With respect to the Prosecutor General’s Office, the fight over who controls this institution has triggered a number of political crises in the Republic of Moldova over the last ten years. Former Prime Minister Vlad Filat was removed from office over a dispute with mogul Vladimir Plahotniuc regarding the prosecutor general. Maia Sandu was also ousted in 2019, when her Cabinet challenged the procedures for appointing the Prosecutor General, which led to the unravelling of the ruling coalition made up of PSRM and the ACUM-DA-PAS bloc. Following his application, Alexandru Stoianoglo was appointed Prosecutor General of the Republic of Moldova.
In November last year, Stoianoglo refused to appear before Parliament and present the activity report of the Prosecutor’s Office and findings related to the massive bank fraud in the Republic of Moldova. Stoianoglo instead organized a press conference where he made public his one-year activity report. The Prosecutor General also chose not to attend the deposition organized by Parliament’s Investigation Committee in late December regarding the “Russian Laundromat”. On January 5, prosecutors spoke publicly about political pressure on their activity. Prosecutor General Alexandru Stoianoglu referred to “attempts to undermine the independence of prosecutors” and “a gross insult from politicians”, which he says continued to build up as the investigation progressed.

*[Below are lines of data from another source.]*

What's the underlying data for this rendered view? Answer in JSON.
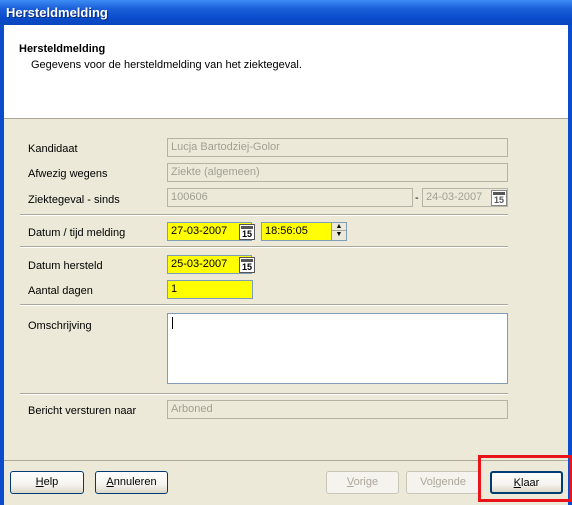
{
  "window": {
    "title": "Hersteldmelding"
  },
  "header": {
    "title": "Hersteldmelding",
    "subtitle": "Gegevens voor de hersteldmelding van het ziektegeval."
  },
  "form": {
    "kandidaat": {
      "label": "Kandidaat",
      "value": "Lucja Bartodziej-Golor"
    },
    "afwezig": {
      "label": "Afwezig wegens",
      "value": "Ziekte (algemeen)"
    },
    "ziektegeval": {
      "label": "Ziektegeval - sinds",
      "value": "100606",
      "separator": "-",
      "date": "24-03-2007"
    },
    "melding": {
      "label": "Datum / tijd melding",
      "date": "27-03-2007",
      "time": "18:56:05"
    },
    "hersteld": {
      "label": "Datum hersteld",
      "date": "25-03-2007"
    },
    "dagen": {
      "label": "Aantal dagen",
      "value": "1"
    },
    "omschrijving": {
      "label": "Omschrijving",
      "value": ""
    },
    "bericht": {
      "label": "Bericht versturen naar",
      "value": "Arboned"
    },
    "calendar_glyph": "15"
  },
  "buttons": {
    "help": {
      "label": "Help",
      "underline": "H",
      "rest": "elp"
    },
    "annuleren": {
      "label": "Annuleren",
      "underline": "A",
      "rest": "nnuleren"
    },
    "vorige": {
      "label": "Vorige",
      "underline": "V",
      "rest": "orige"
    },
    "volgende": {
      "pre": "Vo",
      "underline": "l",
      "rest": "gende",
      "label": "Volgende"
    },
    "klaar": {
      "label": "Klaar",
      "underline": "K",
      "rest": "laar"
    }
  },
  "colors": {
    "required": "#ffff00",
    "highlight": "#e8141a",
    "titlebar": "#0a4ccc"
  }
}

The Prosecutor’s Office in the Republic of Moldova was accused of being controlled by the political class and used as an instrument to intimidate opponents and even undermine their public standing.
PURPOSE: By means of such articles, PSRM-controlled media seeks to smear Maia Sandu’s public image by associating her with oligarch Vladimir Plahotniuc, who dominated Moldovan politics through repressive action and used the state’s key institutions, including the Prosecutor’s Office and the National Anticorruption Center (CAN) to advance his personal agenda and intimidate his opponents.
WHY THE NARRATIVES ARE FALSE: The author writes that Maia Sandu allegedly asked the Intelligence and Security Service for information about the owners of websites in response to requests received from the USA, but provides no evidence to support his claim. At the same time, KP alleges the meetings the Moldovan president had at the start of her mandate with representatives of the SIS, PG, ANI and CNA, served as an opportunity for Sandu to turn up the pressure on these institutions, just like Plahotniuc. The author also says Sandu made a similar attempt during her time as Prime Minister (2019), proposing amendments to the draft law on the Prosecutor’s Office whereby the Prime Minister would control the course of this institution’s investigations. At the time, the Sandu Cabinet took responsibility in Parliament over modifications brought to the draft law, allowing her to appoint the Prosecutor General, after claiming the result of the vacancy-filling contest had been tampered with.
GRAIN OF TRUTH: During her first days as the new head of state, Maia Sandu met with the head of the Intelligence and Security Service, the Prosecutor General, the head of ANI and the director of CNA, where she pointed out that eradicating corruption, especially top-level graft involving high-ranking officials and public servants, is one of her priorities as President. Sandu militated for well-oiled and independent institutions and for consolidating the rule of law in the Republic of Moldova.